Excerpts from an interface dataset
★ ★ ★ ★
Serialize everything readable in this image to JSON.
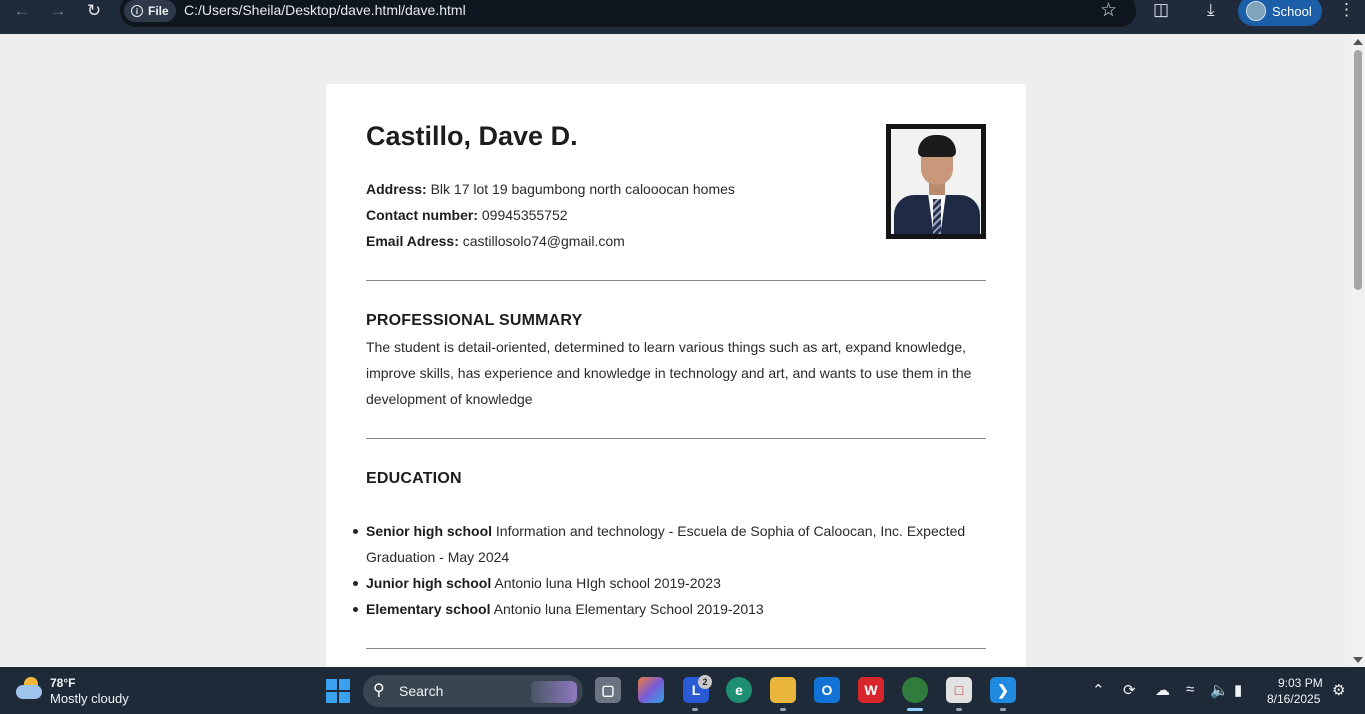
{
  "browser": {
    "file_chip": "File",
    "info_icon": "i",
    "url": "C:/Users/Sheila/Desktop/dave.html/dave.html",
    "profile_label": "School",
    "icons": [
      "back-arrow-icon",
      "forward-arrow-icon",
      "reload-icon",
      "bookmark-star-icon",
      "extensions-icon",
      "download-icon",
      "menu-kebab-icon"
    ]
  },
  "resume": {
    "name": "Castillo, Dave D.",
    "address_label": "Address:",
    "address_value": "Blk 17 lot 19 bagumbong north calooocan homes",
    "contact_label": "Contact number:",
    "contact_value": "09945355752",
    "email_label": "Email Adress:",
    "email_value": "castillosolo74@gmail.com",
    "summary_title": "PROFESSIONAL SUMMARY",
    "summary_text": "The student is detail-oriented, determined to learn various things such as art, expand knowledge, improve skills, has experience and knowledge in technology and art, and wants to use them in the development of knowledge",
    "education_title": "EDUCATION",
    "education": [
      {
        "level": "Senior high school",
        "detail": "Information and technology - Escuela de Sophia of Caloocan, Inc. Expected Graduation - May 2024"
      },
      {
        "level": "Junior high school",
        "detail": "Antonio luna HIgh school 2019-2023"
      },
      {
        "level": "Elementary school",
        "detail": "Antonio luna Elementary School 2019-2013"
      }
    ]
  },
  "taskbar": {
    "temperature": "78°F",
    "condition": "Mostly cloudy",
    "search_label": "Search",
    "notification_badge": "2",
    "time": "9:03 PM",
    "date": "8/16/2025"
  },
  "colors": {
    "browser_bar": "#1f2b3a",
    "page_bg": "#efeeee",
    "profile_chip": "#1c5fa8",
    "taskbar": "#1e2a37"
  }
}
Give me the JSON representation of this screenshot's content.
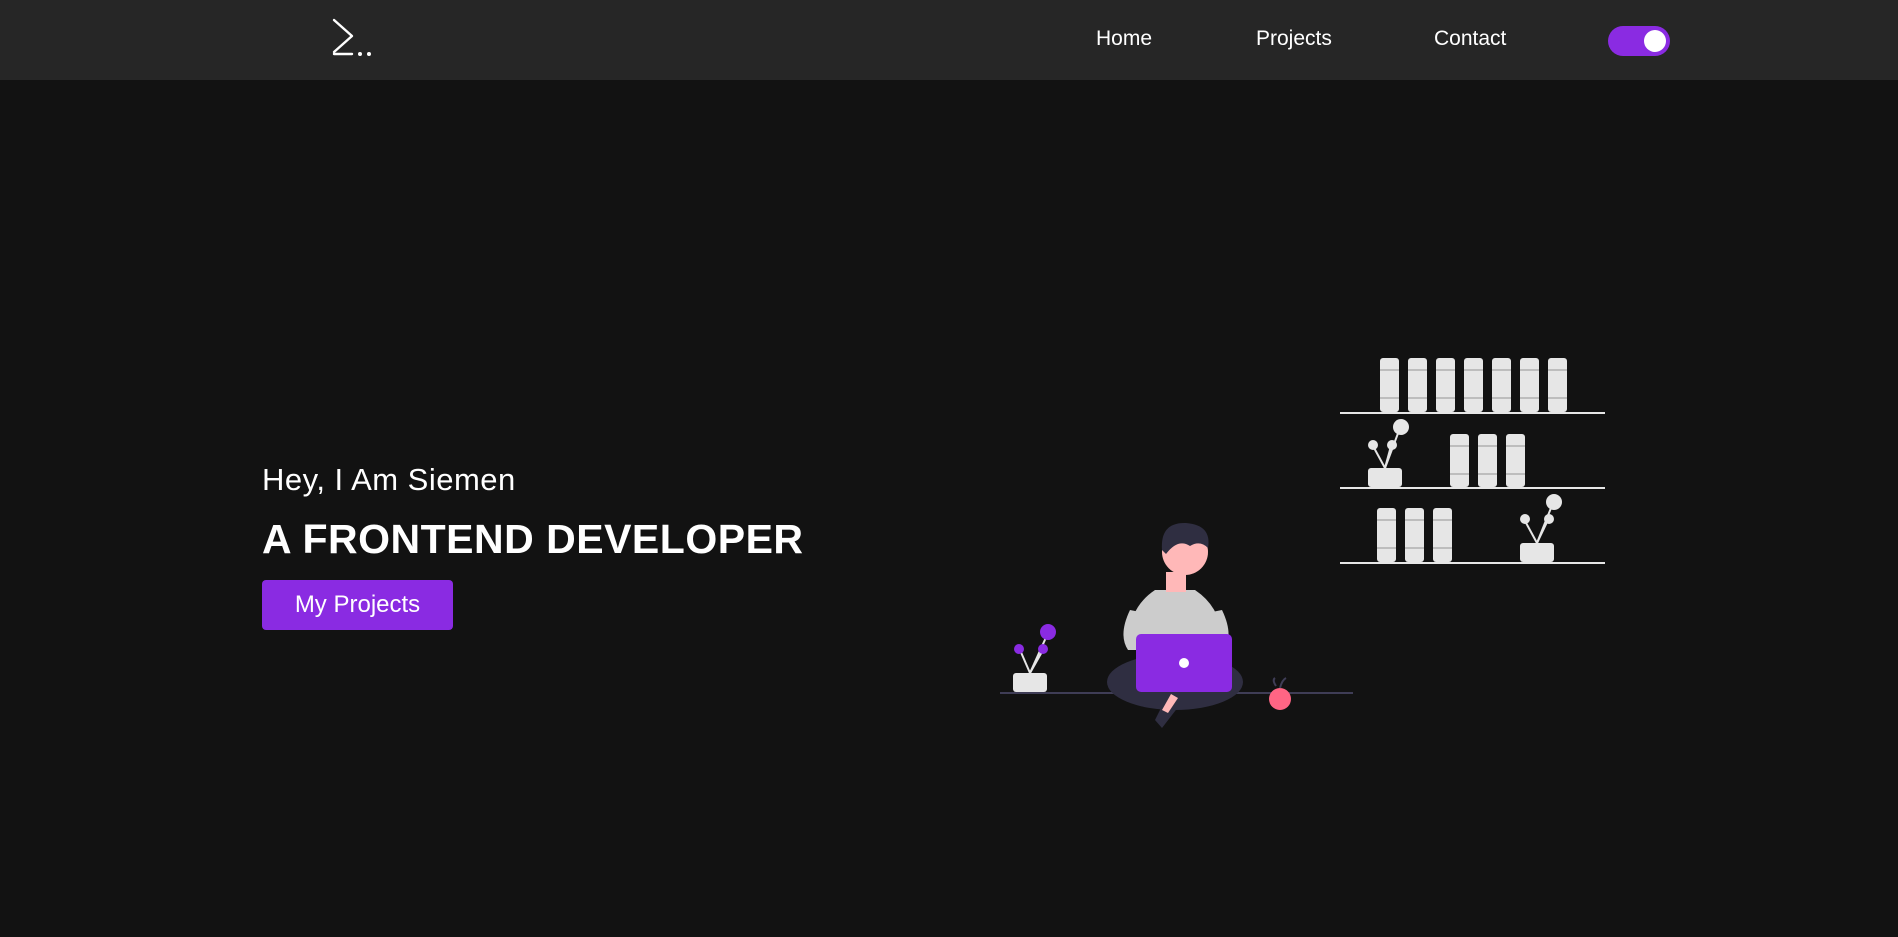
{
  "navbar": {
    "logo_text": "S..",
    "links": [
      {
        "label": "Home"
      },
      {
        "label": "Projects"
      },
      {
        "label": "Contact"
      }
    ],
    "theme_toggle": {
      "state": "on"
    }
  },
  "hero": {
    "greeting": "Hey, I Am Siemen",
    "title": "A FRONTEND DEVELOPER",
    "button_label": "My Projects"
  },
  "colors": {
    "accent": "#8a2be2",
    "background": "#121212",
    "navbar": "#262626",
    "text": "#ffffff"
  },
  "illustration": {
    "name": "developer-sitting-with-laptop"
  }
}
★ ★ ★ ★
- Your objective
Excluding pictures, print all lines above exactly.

- Completed task
Serialize everything readable in this image to JSON.
{
  "browser": {
    "file_chip": "File",
    "info_icon": "i",
    "url": "C:/Users/Sheila/Desktop/dave.html/dave.html",
    "profile_label": "School",
    "icons": [
      "back-arrow-icon",
      "forward-arrow-icon",
      "reload-icon",
      "bookmark-star-icon",
      "extensions-icon",
      "download-icon",
      "menu-kebab-icon"
    ]
  },
  "resume": {
    "name": "Castillo, Dave D.",
    "address_label": "Address:",
    "address_value": "Blk 17 lot 19 bagumbong north calooocan homes",
    "contact_label": "Contact number:",
    "contact_value": "09945355752",
    "email_label": "Email Adress:",
    "email_value": "castillosolo74@gmail.com",
    "summary_title": "PROFESSIONAL SUMMARY",
    "summary_text": "The student is detail-oriented, determined to learn various things such as art, expand knowledge, improve skills, has experience and knowledge in technology and art, and wants to use them in the development of knowledge",
    "education_title": "EDUCATION",
    "education": [
      {
        "level": "Senior high school",
        "detail": "Information and technology - Escuela de Sophia of Caloocan, Inc. Expected Graduation - May 2024"
      },
      {
        "level": "Junior high school",
        "detail": "Antonio luna HIgh school 2019-2023"
      },
      {
        "level": "Elementary school",
        "detail": "Antonio luna Elementary School 2019-2013"
      }
    ]
  },
  "taskbar": {
    "temperature": "78°F",
    "condition": "Mostly cloudy",
    "search_label": "Search",
    "notification_badge": "2",
    "time": "9:03 PM",
    "date": "8/16/2025"
  },
  "colors": {
    "browser_bar": "#1f2b3a",
    "page_bg": "#efeeee",
    "profile_chip": "#1c5fa8",
    "taskbar": "#1e2a37"
  }
}
Give me the JSON representation of this screenshot's content.
{
  "navbar": {
    "logo_text": "S..",
    "links": [
      {
        "label": "Home"
      },
      {
        "label": "Projects"
      },
      {
        "label": "Contact"
      }
    ],
    "theme_toggle": {
      "state": "on"
    }
  },
  "hero": {
    "greeting": "Hey, I Am Siemen",
    "title": "A FRONTEND DEVELOPER",
    "button_label": "My Projects"
  },
  "colors": {
    "accent": "#8a2be2",
    "background": "#121212",
    "navbar": "#262626",
    "text": "#ffffff"
  },
  "illustration": {
    "name": "developer-sitting-with-laptop"
  }
}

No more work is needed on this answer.